Numeration: "Hans", "kaufen", "Auto", "ein", INFL
 * Select - "Auto", "ein"
 * Merge  - "Auto", "ein" -> DP[ein Auto]
 * Select - "kauft", DP[ein Auto]
 * Merge  - "kauft", DP[ein Auto] -> V'[kauft DP[ein Auto]]
 * Select - "Hans", V'[kauft DP[ein Auto]]
 * Merge  - "Hans", V'[kauft DP[ein Auto]] -> VP[Hans V'[kauft DP[ein Auto]]]
 * Select - INFL, VP[Hans V'[kauft DP[ein Auto]]]
 * Merge  - INFL, VP[Hans V'[kauft DP[ein Auto]]] -> I'[INFL[VP[Hans V'[kauft DP[ein Auto]]]]]
 * Move   - Hans -> IP[Hans I'[INFL[VP[t V'[kauft DP[ein Auto]]]]]]


In the MP, every lexeme is understood as a set of different characteristics. First, a distinction is made between semantic , phonological and grammatical features. Features can be interpretable or non-interpretable as well as strong or weak.

  • Semantic characteristics (e.g. liveliness , English animacy ) can always be interpreted.
  • Phonological features (essentially the sequence of sounds by means of which the lexeme is acoustically realized) can never be interpreted.
  • Grammatical features are partly interpretable (e.g. tense ) and partly non-interpretable (e.g. case ).

Non-interpretable weak features must be removed from the derivation before it is transferred to the intentional-conceptual system, non-interpretable strong features even before spell-out (i.e. before transfer to the articulatory-phonetic system). Derivations that contain only interpretable features converge , derivatives that contain non-interpretable features collapse . Grammatical features can only be deleted as part of a feature check; phonological features are removed from the derivation as part of a spell-out.

Feature verification

Non-interpretable grammatical features such as B. Cases must be deleted from the derivation in the MP at the latest when the logical form level is reached (if weak features are involved), and sometimes even before spell-out (if strong features are involved). This is only possible in certain structural configurations ( checking configurations ) - in general, it is assumed that only so-called specifier-head relations come into question:


 /  \
ZP  X'
   / \
  X  YP

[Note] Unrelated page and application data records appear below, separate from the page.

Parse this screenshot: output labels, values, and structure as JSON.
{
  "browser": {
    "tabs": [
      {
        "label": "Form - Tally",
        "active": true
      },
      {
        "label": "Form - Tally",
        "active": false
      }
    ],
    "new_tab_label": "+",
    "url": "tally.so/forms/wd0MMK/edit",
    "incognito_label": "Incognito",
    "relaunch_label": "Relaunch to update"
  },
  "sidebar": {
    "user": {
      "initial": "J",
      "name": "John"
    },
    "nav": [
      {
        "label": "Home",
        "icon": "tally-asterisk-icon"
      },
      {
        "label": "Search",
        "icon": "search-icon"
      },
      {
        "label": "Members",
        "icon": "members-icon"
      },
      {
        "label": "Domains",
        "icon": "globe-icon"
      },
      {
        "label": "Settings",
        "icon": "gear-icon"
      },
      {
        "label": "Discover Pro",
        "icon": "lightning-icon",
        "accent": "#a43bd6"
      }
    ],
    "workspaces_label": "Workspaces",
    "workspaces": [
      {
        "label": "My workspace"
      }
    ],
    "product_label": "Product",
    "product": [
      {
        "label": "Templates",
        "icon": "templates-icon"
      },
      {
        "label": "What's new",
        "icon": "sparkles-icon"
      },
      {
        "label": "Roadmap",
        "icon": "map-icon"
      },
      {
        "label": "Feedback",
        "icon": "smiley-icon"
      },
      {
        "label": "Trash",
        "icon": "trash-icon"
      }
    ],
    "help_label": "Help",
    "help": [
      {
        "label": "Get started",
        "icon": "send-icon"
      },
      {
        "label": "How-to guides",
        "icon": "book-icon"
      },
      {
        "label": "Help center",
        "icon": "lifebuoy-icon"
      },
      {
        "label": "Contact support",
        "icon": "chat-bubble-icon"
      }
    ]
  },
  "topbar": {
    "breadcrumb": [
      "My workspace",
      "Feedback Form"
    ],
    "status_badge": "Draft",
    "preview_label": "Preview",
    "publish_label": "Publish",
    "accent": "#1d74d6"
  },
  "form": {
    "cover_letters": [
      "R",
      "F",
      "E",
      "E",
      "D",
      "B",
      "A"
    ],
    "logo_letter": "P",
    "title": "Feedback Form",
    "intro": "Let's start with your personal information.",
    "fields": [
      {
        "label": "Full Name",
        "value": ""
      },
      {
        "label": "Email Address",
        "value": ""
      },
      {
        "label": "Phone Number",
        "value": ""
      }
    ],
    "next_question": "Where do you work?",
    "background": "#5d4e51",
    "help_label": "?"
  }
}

In the above example there is such a relation between X (the head of the phrase) and ZP (the specifier ). If the head and its specifier have an identical, non-interpretable characteristic, it is deleted from the derivation. In concrete terms:


                 /    \
                /      \
               /        \
              /          \
             /            \
            /              v'
           /             /   \
          /             /     \
         /             /       \
        /             /         \
       /             /          VP
      /             /          /  \
     /             /          /    \
    /             /          /      \
   NP            v          NP      V'
   |           /   \        |       |
   |          V    v        |       V
   |          |    |        |       |
Der Mann  sieht[i] 0     die Frau   t[i]
[Nom]              [Nom] [Akk]      [Akk]

The case features of both NPs can be deleted; the object NP ( the woman ) is in a specifier-head relation with the lexical verb ( sees ), the subject-NP is in a specifier-head relation with a phonetically empty, affixal light verb ( 0 ) with agentivischer reading to which the lexical verb is adjoint. The assumption of the existence of easy verbs is motivated independently by three-digit predicates ( Peter gave Lisa the book ), especially those with an alternating ergative / causative structure ( The ball rolled down the hill / They rolled the ball down the hill ). In fact, a whole series of other functional projections are partially accepted (AgrO, AgrS, AgrIO, T etc.), and this topic is currently being discussed lively within the scientific community. Checking strong grammatical features is the primary reason for overt syntactic movement.



Primary literature:

  • N. Chomsky: A minimalist program for linguistic theory. 1992. In: Hale and Keyser 1993.
  • K. Hale, SJ Keyser: The view from building 20: essays in linguistics in honor of Sylvain Bromberger. MIT Press, Cambridge, MA 1993, ISBN 0-262-08223-3 , ISBN 0-262-58124-8 .
  • N. Chomsky: The Minimalist Program. MIT Press, Cambridge, MA 1995, ISBN 0-262-53128-3 , ISBN 0-262-03229-5 .


See also